*** Source records Section Begins ***
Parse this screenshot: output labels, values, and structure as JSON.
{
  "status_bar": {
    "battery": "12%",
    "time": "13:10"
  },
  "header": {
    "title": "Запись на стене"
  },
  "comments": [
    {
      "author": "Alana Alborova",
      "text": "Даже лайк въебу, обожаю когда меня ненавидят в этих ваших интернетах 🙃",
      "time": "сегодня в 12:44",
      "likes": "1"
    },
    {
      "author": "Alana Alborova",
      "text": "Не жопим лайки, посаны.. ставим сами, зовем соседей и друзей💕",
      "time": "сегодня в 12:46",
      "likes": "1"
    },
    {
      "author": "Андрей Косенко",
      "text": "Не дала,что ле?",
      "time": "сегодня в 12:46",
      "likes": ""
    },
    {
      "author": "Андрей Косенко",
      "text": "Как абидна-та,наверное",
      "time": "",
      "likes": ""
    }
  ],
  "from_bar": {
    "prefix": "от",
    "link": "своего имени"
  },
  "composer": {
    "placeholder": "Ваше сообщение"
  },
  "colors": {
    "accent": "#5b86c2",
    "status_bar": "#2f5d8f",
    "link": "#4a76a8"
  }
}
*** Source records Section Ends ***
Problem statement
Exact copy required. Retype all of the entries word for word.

Result of this task
Parse this screenshot: output labels, values, and structure as JSON.
{
  "status_bar": {
    "battery": "12%",
    "time": "13:10"
  },
  "header": {
    "title": "Запись на стене"
  },
  "comments": [
    {
      "author": "Alana Alborova",
      "text": "Даже лайк въебу, обожаю когда меня ненавидят в этих ваших интернетах 🙃",
      "time": "сегодня в 12:44",
      "likes": "1"
    },
    {
      "author": "Alana Alborova",
      "text": "Не жопим лайки, посаны.. ставим сами, зовем соседей и друзей💕",
      "time": "сегодня в 12:46",
      "likes": "1"
    },
    {
      "author": "Андрей Косенко",
      "text": "Не дала,что ле?",
      "time": "сегодня в 12:46",
      "likes": ""
    },
    {
      "author": "Андрей Косенко",
      "text": "Как абидна-та,наверное",
      "time": "",
      "likes": ""
    }
  ],
  "from_bar": {
    "prefix": "от",
    "link": "своего имени"
  },
  "composer": {
    "placeholder": "Ваше сообщение"
  },
  "colors": {
    "accent": "#5b86c2",
    "status_bar": "#2f5d8f",
    "link": "#4a76a8"
  }
}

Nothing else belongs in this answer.